Problem:
Leaving the pictures aside, repeat each line below exactly.

#####

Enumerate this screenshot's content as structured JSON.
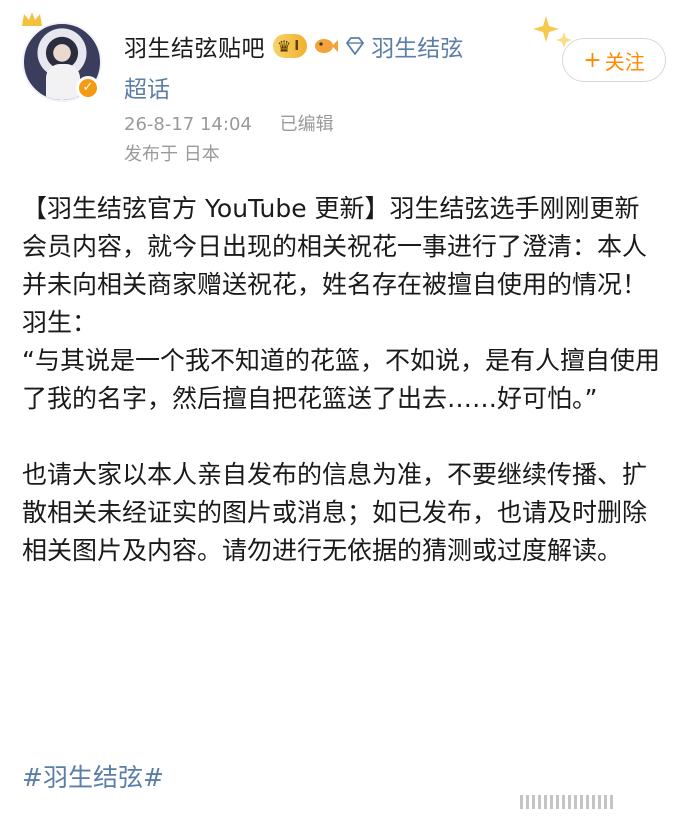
{
  "header": {
    "username": "羽生结弦贴吧",
    "rank_level": "I",
    "super_topic": "羽生结弦",
    "super_topic_suffix": "超话",
    "follow_label": "关注",
    "timestamp": "26-8-17 14:04",
    "edited_label": "已编辑",
    "location": "发布于 日本"
  },
  "post": {
    "paragraphs": [
      "【羽生结弦官方 YouTube 更新】羽生结弦选手刚刚更新会员内容，就今日出现的相关祝花一事进行了澄清：本人并未向相关商家赠送祝花，姓名存在被擅自使用的情况！",
      "羽生：",
      "“与其说是一个我不知道的花篮，不如说，是有人擅自使用了我的名字，然后擅自把花篮送了出去……好可怕。”",
      "也请大家以本人亲自发布的信息为准，不要继续传播、扩散相关未经证实的图片或消息；如已发布，也请及时删除相关图片及内容。请勿进行无依据的猜测或过度解读。"
    ],
    "hashtag": "#羽生结弦#"
  },
  "colors": {
    "link": "#5b7ea8",
    "follow": "#ff8a00",
    "meta": "#9a9a9a",
    "badge": "#f59b12"
  }
}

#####

Exercise response:
Enumerate this screenshot's content as structured JSON.
{
  "header": {
    "username": "羽生结弦贴吧",
    "rank_level": "I",
    "super_topic": "羽生结弦",
    "super_topic_suffix": "超话",
    "follow_label": "关注",
    "timestamp": "26-8-17 14:04",
    "edited_label": "已编辑",
    "location": "发布于 日本"
  },
  "post": {
    "paragraphs": [
      "【羽生结弦官方 YouTube 更新】羽生结弦选手刚刚更新会员内容，就今日出现的相关祝花一事进行了澄清：本人并未向相关商家赠送祝花，姓名存在被擅自使用的情况！",
      "羽生：",
      "“与其说是一个我不知道的花篮，不如说，是有人擅自使用了我的名字，然后擅自把花篮送了出去……好可怕。”",
      "也请大家以本人亲自发布的信息为准，不要继续传播、扩散相关未经证实的图片或消息；如已发布，也请及时删除相关图片及内容。请勿进行无依据的猜测或过度解读。"
    ],
    "hashtag": "#羽生结弦#"
  },
  "colors": {
    "link": "#5b7ea8",
    "follow": "#ff8a00",
    "meta": "#9a9a9a",
    "badge": "#f59b12"
  }
}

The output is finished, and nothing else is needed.